  4. Creativity assessment

    Standardized tests and more than a few in-class and homework assignments often fall short when measuring a misunderstood, oft-overlooked and wholly integral component of academic achievement — creativity. Although some assessments exist, most education professionals believe they don’t exactly yield accurate results. Some, such as Patricia Broadfoot at University of Gloucestershire, have made the controversial declaration that video games might prove far more accurate than Scantrons and floppy little booklets. Specifically, those with a more “open-ended” structure emphasizing problem solving, high degrees of engagement and thorough feedback. Pong might be out of the running, but this criteria means that Grand Theft Auto‘s sandbox structure possesses social and educational value. You guys have fun with that bit of trivia! Whether or not Broadfoot’s beliefs will phase into a full-blown trend remains to be seen, though.

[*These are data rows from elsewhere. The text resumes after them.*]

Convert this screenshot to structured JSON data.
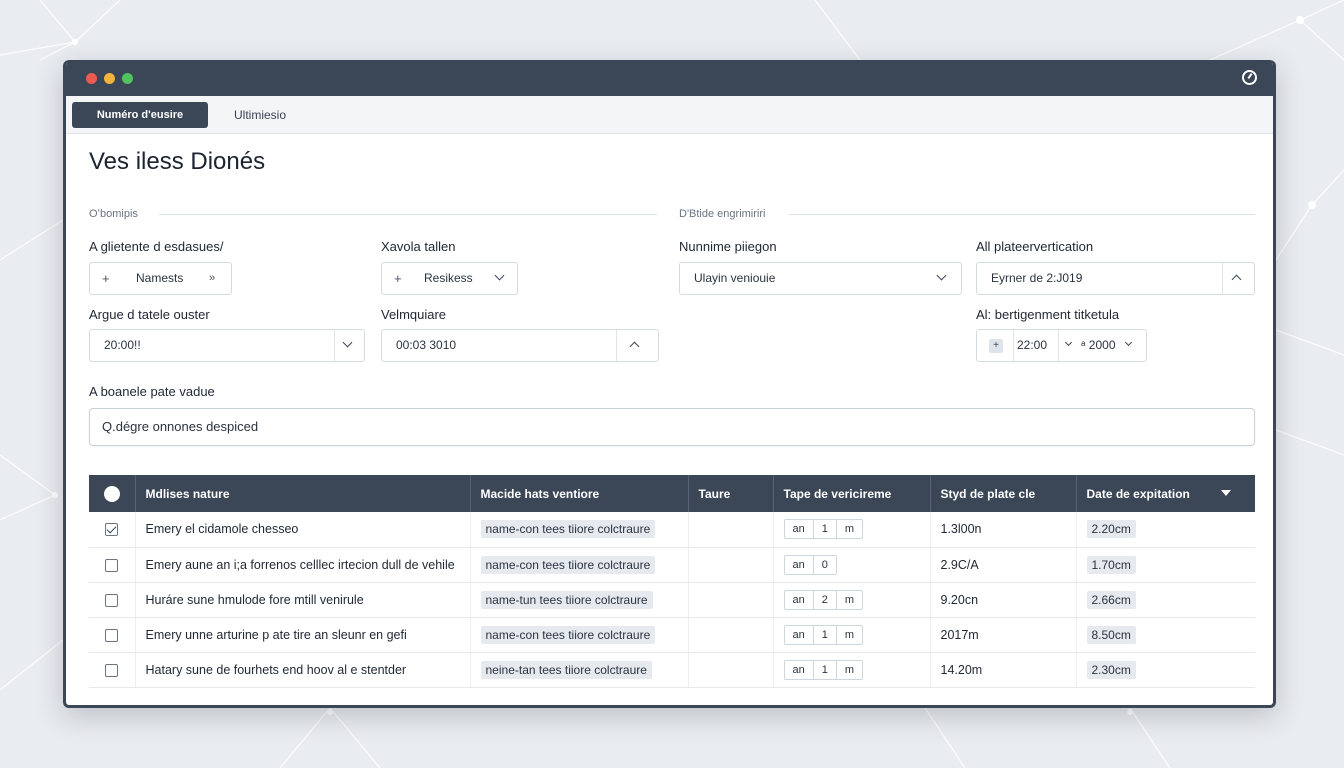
{
  "tabs": [
    {
      "label": "Numéro d'eusire",
      "active": true
    },
    {
      "label": "Ultimiesio",
      "active": false
    }
  ],
  "page_title": "Ves iless Dionés",
  "sections": {
    "left": "Oʻbomipis",
    "right": "D'Btide engrimiriri"
  },
  "fields": {
    "f1": {
      "label": "A glietente d esdasues/",
      "value": "Namests",
      "prefix": "+",
      "suffix": "»"
    },
    "f2": {
      "label": "Xavola tallen",
      "value": "Resikess",
      "prefix": "+"
    },
    "f3": {
      "label": "Nunnime piiegon",
      "value": "Ulayin veniouie"
    },
    "f4": {
      "label": "All plateervertication",
      "value": "Eyrner de 2:J019"
    },
    "f5": {
      "label": "Argue d tatele ouster",
      "value": "20:00!!"
    },
    "f6": {
      "label": "Velmquiare",
      "value": "00:03 3010"
    },
    "f7": {
      "label": "Al: bertigenment titketula",
      "value_a": "22:00",
      "value_b": "ᵃ 2000",
      "prefix": "+"
    }
  },
  "wide": {
    "label": "A boanele pate vadue",
    "value": "Q.dégre onnones despiced"
  },
  "table": {
    "columns": [
      "Mdlises nature",
      "Macide hats ventiore",
      "Taure",
      "Tape de vericireme",
      "Styd de plate cle",
      "Date de expitation"
    ],
    "rows": [
      {
        "checked": true,
        "name": "Emery el cidamole chesseo",
        "desc": "name-con tees tiiore colctraure",
        "step": [
          "an",
          "1",
          "m"
        ],
        "v1": "1.3l00n",
        "v2": "2.20cm"
      },
      {
        "checked": false,
        "name": "Emery aune an i;a forrenos celllec irtecion dull de vehile",
        "desc": "name-con tees tiiore colctraure",
        "step": [
          "an",
          "0"
        ],
        "v1": "2.9C/A",
        "v2": "1.70cm"
      },
      {
        "checked": false,
        "name": "Huráre sune hmulode fore mtill venirule",
        "desc": "name-tun tees tiiore colctraure",
        "step": [
          "an",
          "2",
          "m"
        ],
        "v1": "9.20cn",
        "v2": "2.66cm"
      },
      {
        "checked": false,
        "name": "Emery unne arturine p ate tire an sleunr en gefi",
        "desc": "name-con tees tiiore colctraure",
        "step": [
          "an",
          "1",
          "m"
        ],
        "v1": "2017m",
        "v2": "8.50cm"
      },
      {
        "checked": false,
        "name": "Hatary sune de fourhets end hoov al e stentder",
        "desc": "neine-tan tees tiiore colctraure",
        "step": [
          "an",
          "1",
          "m"
        ],
        "v1": "14.20m",
        "v2": "2.30cm"
      }
    ]
  },
  "colors": {
    "header": "#3b4656",
    "accent_red": "#ec5b4f",
    "accent_yellow": "#f2b33d",
    "accent_green": "#4fc35d"
  }
}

  5. Game-centered syllabus

    Not content with merely infusing games into one or two lessons, some schools just outright wrap entire courses around them. And not just the expected design classes, either. “Entire courses” as in Oberlin College’s Super Smash Brothers Melee Theory and Practice for 1 credit. Or that one about Starcraft Berkeley offered a few years back. The reasons (not to mention viability) behind all these game-centric classes vary from school to school and professor to professor, of course. But that doesn’t lessen their potential any.

Facebook Comments